The walls of the old farmhouse quiver. Thump. Thump. Thump. The sound reverberates inside of me with each strike against our solid oak door. My insides shake like a ground tremor. Until now, I couldn’t have believed my body could shake any more brutally. This cruel and ruthless fever has vibrated inside of me since before yesterday’s sunrise. Doc Walton and his hammer, the cause of all the commotion, have traveled from Cedar Springs. He has since confirmed Mother’s fears. Scarlet fever has attacked our home and invaded my slight, now fragile body. The notice nailed to the front door is both a proclamation of quarantine and a warning. Those who enter or leave the Sanderson property will be reported and punished by South Dakota law.
At eleven years old, I’m not keen to lift my nightdress for the doctor. Mother’s stern gaze, which bores through me from the corner of the bedroom I share with Iris, tells me refusing is not an option. My skin, warm to the touch, shivers as air whispers across the tiny red bumps. The doctor listens to my heart with his instrument, the round metal end cold from winter frost, before he lowers my bedclothes and tucks me into bed. He murmurs to himself as he pats my shoulder and smiles sadly, before the latch on his black bag snaps shut.
As two of your characters inspired you to tell their stories in two separate novellas, how do these novellas prepare the reader for reading the novel they are anchoured too? What can you tell us about the novel which is the third half of the total story?
Williams responds: Becoming Mrs. Smith and Stealing Mr. Smith (both novellas) allow the reader a deeper view into what motivates these two important female characters in John Smith’s life. Both Violet and Bernice are center stage in John’s life, at different times, and their actions and decisions have a direct affect on how John’s life unfolds.
The final novel in the series, A Man Called Smith will bring the perspective of the story back to John, allowing the reader a global view of his life, his decisions, what haunts him, and what he learns to accept. Essentially, John is defined by these two strong and unique women and he ends up living his life as a result of those definitions.

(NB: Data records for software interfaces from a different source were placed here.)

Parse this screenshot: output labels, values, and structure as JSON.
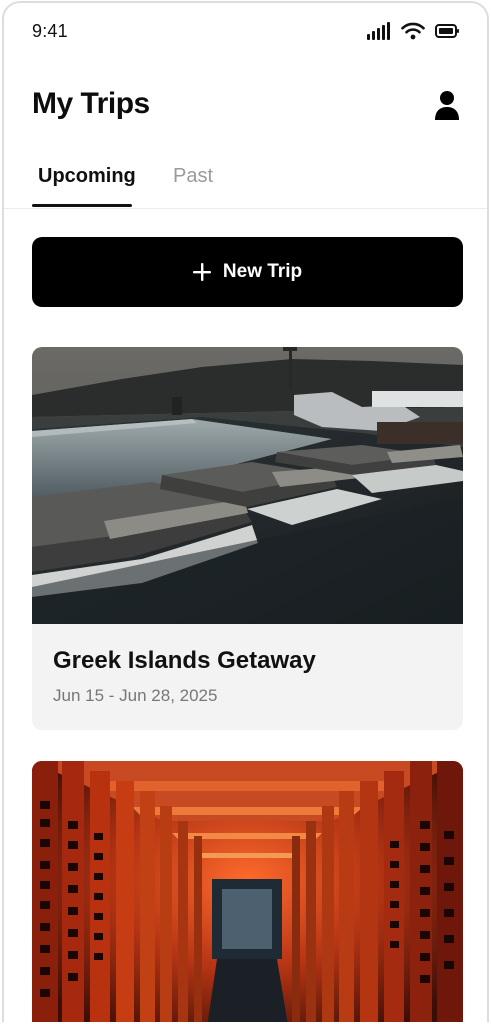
{
  "status_bar": {
    "time": "9:41",
    "icons": [
      "cellular-signal-icon",
      "wifi-icon",
      "battery-icon"
    ]
  },
  "header": {
    "title": "My Trips",
    "profile_icon": "user-icon"
  },
  "tabs": [
    {
      "label": "Upcoming",
      "active": true
    },
    {
      "label": "Past",
      "active": false
    }
  ],
  "new_trip_button": {
    "label": "New Trip",
    "icon": "plus-icon"
  },
  "trips": [
    {
      "title": "Greek Islands Getaway",
      "dates": "Jun 15 - Jun 28, 2025",
      "image": "infinity pool with lounge beds overlooking the sea at dusk"
    },
    {
      "title": "",
      "dates": "",
      "image": "tunnel of red torii gates with black Japanese inscriptions"
    }
  ],
  "colors": {
    "primary": "#000000",
    "active_tab": "#111111",
    "inactive_tab": "#9a9a9a",
    "card_background": "#f3f3f3",
    "subtext": "#777777"
  }
}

A Man Called Smith, was where the story started for me. As a writer, I had a desire to answer the question, “What if it is not the choices we make in life that alter the outcome of our life’s path? What if it is instead, the choices that we do not make, the ones we are afraid of, the ones that torture us, threatening our existence and stealing from us along the way? What if those are the moments that truly define us as an individual?” John is a likable character. He is soft spoken and kind yet his life takes a detour and in the end he must live with those consequences. Read More